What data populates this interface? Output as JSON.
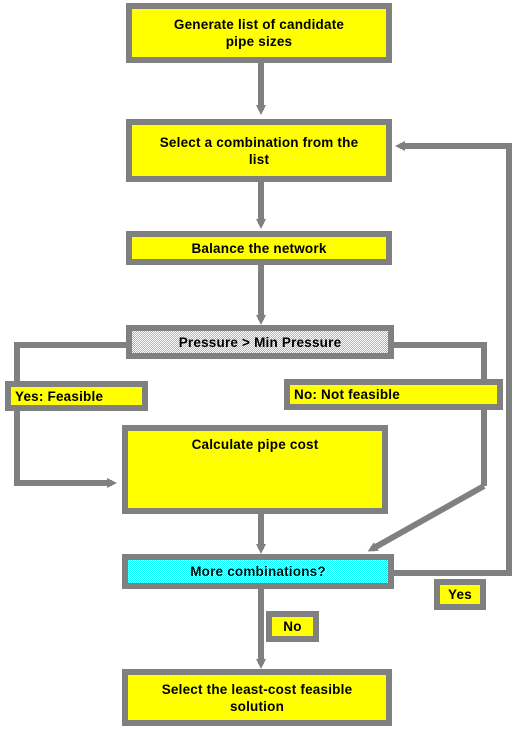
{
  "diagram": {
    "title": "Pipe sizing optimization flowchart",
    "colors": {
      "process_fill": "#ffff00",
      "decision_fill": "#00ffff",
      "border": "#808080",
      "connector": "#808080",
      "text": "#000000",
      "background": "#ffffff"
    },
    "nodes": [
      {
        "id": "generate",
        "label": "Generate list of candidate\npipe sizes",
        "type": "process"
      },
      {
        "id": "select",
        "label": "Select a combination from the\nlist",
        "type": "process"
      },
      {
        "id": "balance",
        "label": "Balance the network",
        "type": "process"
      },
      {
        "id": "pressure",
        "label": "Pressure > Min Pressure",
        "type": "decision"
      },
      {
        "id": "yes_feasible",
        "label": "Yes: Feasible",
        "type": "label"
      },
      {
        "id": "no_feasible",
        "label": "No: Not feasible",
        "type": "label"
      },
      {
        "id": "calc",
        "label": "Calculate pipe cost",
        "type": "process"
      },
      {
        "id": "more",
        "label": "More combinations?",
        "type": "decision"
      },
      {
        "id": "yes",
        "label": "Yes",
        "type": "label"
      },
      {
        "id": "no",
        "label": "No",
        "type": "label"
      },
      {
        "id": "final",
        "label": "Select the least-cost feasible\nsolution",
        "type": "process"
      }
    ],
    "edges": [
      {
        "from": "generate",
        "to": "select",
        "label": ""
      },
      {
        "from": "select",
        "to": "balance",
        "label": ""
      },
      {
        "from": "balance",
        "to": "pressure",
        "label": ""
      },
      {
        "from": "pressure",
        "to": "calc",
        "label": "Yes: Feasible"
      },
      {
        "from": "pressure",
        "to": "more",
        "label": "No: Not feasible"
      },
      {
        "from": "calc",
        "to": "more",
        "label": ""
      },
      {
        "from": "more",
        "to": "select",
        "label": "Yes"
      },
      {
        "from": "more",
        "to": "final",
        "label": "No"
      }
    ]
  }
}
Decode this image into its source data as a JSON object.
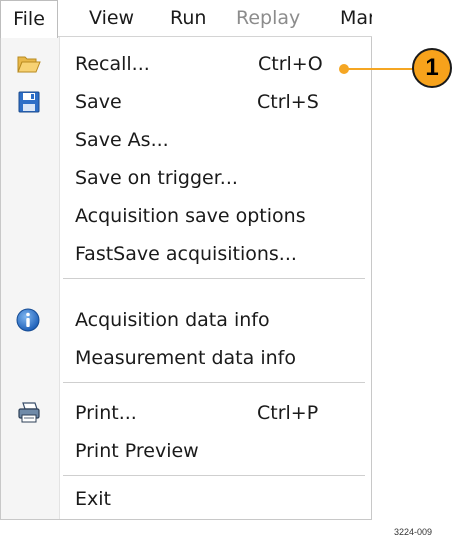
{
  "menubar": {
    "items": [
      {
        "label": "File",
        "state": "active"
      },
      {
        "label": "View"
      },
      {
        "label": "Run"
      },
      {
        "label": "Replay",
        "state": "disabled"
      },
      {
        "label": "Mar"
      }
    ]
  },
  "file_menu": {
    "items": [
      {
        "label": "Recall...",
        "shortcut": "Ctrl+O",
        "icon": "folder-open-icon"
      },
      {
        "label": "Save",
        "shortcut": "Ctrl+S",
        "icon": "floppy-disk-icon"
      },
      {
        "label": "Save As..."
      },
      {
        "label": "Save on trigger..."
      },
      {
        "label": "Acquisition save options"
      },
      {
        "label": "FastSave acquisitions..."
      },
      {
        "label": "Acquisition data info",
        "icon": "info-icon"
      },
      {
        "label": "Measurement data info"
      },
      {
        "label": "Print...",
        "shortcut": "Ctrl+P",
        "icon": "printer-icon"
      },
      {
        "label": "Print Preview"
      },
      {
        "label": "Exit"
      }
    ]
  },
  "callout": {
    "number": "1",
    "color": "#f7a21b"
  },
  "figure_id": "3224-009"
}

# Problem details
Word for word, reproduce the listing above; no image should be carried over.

# Exercise output
What data populates this interface? Output as JSON.
{
  "diagram": {
    "title": "Pipe sizing optimization flowchart",
    "colors": {
      "process_fill": "#ffff00",
      "decision_fill": "#00ffff",
      "border": "#808080",
      "connector": "#808080",
      "text": "#000000",
      "background": "#ffffff"
    },
    "nodes": [
      {
        "id": "generate",
        "label": "Generate list of candidate\npipe sizes",
        "type": "process"
      },
      {
        "id": "select",
        "label": "Select a combination from the\nlist",
        "type": "process"
      },
      {
        "id": "balance",
        "label": "Balance the network",
        "type": "process"
      },
      {
        "id": "pressure",
        "label": "Pressure > Min Pressure",
        "type": "decision"
      },
      {
        "id": "yes_feasible",
        "label": "Yes: Feasible",
        "type": "label"
      },
      {
        "id": "no_feasible",
        "label": "No: Not feasible",
        "type": "label"
      },
      {
        "id": "calc",
        "label": "Calculate pipe cost",
        "type": "process"
      },
      {
        "id": "more",
        "label": "More combinations?",
        "type": "decision"
      },
      {
        "id": "yes",
        "label": "Yes",
        "type": "label"
      },
      {
        "id": "no",
        "label": "No",
        "type": "label"
      },
      {
        "id": "final",
        "label": "Select the least-cost feasible\nsolution",
        "type": "process"
      }
    ],
    "edges": [
      {
        "from": "generate",
        "to": "select",
        "label": ""
      },
      {
        "from": "select",
        "to": "balance",
        "label": ""
      },
      {
        "from": "balance",
        "to": "pressure",
        "label": ""
      },
      {
        "from": "pressure",
        "to": "calc",
        "label": "Yes: Feasible"
      },
      {
        "from": "pressure",
        "to": "more",
        "label": "No: Not feasible"
      },
      {
        "from": "calc",
        "to": "more",
        "label": ""
      },
      {
        "from": "more",
        "to": "select",
        "label": "Yes"
      },
      {
        "from": "more",
        "to": "final",
        "label": "No"
      }
    ]
  }
}
Decode this image into its source data as a JSON object.
{
  "menubar": {
    "items": [
      {
        "label": "File",
        "state": "active"
      },
      {
        "label": "View"
      },
      {
        "label": "Run"
      },
      {
        "label": "Replay",
        "state": "disabled"
      },
      {
        "label": "Mar"
      }
    ]
  },
  "file_menu": {
    "items": [
      {
        "label": "Recall...",
        "shortcut": "Ctrl+O",
        "icon": "folder-open-icon"
      },
      {
        "label": "Save",
        "shortcut": "Ctrl+S",
        "icon": "floppy-disk-icon"
      },
      {
        "label": "Save As..."
      },
      {
        "label": "Save on trigger..."
      },
      {
        "label": "Acquisition save options"
      },
      {
        "label": "FastSave acquisitions..."
      },
      {
        "label": "Acquisition data info",
        "icon": "info-icon"
      },
      {
        "label": "Measurement data info"
      },
      {
        "label": "Print...",
        "shortcut": "Ctrl+P",
        "icon": "printer-icon"
      },
      {
        "label": "Print Preview"
      },
      {
        "label": "Exit"
      }
    ]
  },
  "callout": {
    "number": "1",
    "color": "#f7a21b"
  },
  "figure_id": "3224-009"
}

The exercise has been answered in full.